ELA: Writing Social-Emotional Learning All Ages Strategy


Fine Motor Skills Visual Motor Speed

Understand Your Visual Motor Speed (Aa)

If slower visual motor speed interferes with your completing assignments or finishing tests

What It Is

Visual motor speed refers to how well you use your eyes, hands and fingers together to complete a task. It is also referred to as reaction time or response time. You use your visual motor speed when you are taking notes in class, typing a paper, or playing sports. If visual motor speed only seems to be a factor on standardized tests, skip to the last slide.

Ask Yourself These Questions To Ensure Speed Is Not Interfering

  1. If I am not being timed, am I working slowly and carefully enough to show my best work? Is my work legible so my teacher can read it?
  2. If I have limited time, am I making the best trade-offs? Should I focus on writing fewer good sentences than writing many rushed ones? Should I focus on getting the first problems correct rather than trying to finish every problem?
  3. Would typing be faster than handwriting?
  4. Did I check my writing for punctuation and neatness? Use this checklist
  5. Did I double check my math work? Did I use graph paper to avoid computation mistakes?

Top Strategies For Standardized Tests

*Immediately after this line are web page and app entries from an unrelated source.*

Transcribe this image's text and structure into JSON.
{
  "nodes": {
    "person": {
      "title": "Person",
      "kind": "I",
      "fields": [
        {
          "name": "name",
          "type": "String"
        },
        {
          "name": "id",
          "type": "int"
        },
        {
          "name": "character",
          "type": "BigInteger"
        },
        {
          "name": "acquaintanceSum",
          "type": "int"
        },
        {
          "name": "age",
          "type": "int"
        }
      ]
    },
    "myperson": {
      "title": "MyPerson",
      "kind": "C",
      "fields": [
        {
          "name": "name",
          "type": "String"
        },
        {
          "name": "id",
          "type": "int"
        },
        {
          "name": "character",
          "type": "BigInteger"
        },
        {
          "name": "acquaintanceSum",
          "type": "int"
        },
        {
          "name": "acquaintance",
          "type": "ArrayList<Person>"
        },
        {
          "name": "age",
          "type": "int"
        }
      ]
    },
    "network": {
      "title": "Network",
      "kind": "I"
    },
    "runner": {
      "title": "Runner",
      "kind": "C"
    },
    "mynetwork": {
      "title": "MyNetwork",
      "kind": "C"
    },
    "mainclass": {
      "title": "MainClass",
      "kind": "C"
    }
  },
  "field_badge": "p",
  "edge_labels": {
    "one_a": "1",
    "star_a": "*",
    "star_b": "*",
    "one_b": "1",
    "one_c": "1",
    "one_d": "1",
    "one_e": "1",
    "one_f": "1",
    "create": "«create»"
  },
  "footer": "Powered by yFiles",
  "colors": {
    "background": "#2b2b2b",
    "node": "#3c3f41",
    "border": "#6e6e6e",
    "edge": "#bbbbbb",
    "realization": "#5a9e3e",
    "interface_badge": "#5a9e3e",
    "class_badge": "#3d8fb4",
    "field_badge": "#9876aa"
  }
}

  1. Try to stay aware of your pace so you realize if you are slowing down. Using tools like a visual timer can help.
  2. Practice with the test format so you know what to expect on test day and can experiment with strategies that will be most comfortable.
  3. Use strategies that lessen visual-motor overload for bubble sheets: fold over the test booklet, use a sheet of paper to track your place, and circle your answer in the test booklet and always double check to make sure you are gridding in the correct row.
  4. For online tests, use a pencil or your finger to help you track your place on screen. Always double check when moving from scrap paper to keying in your answer before clicking submit.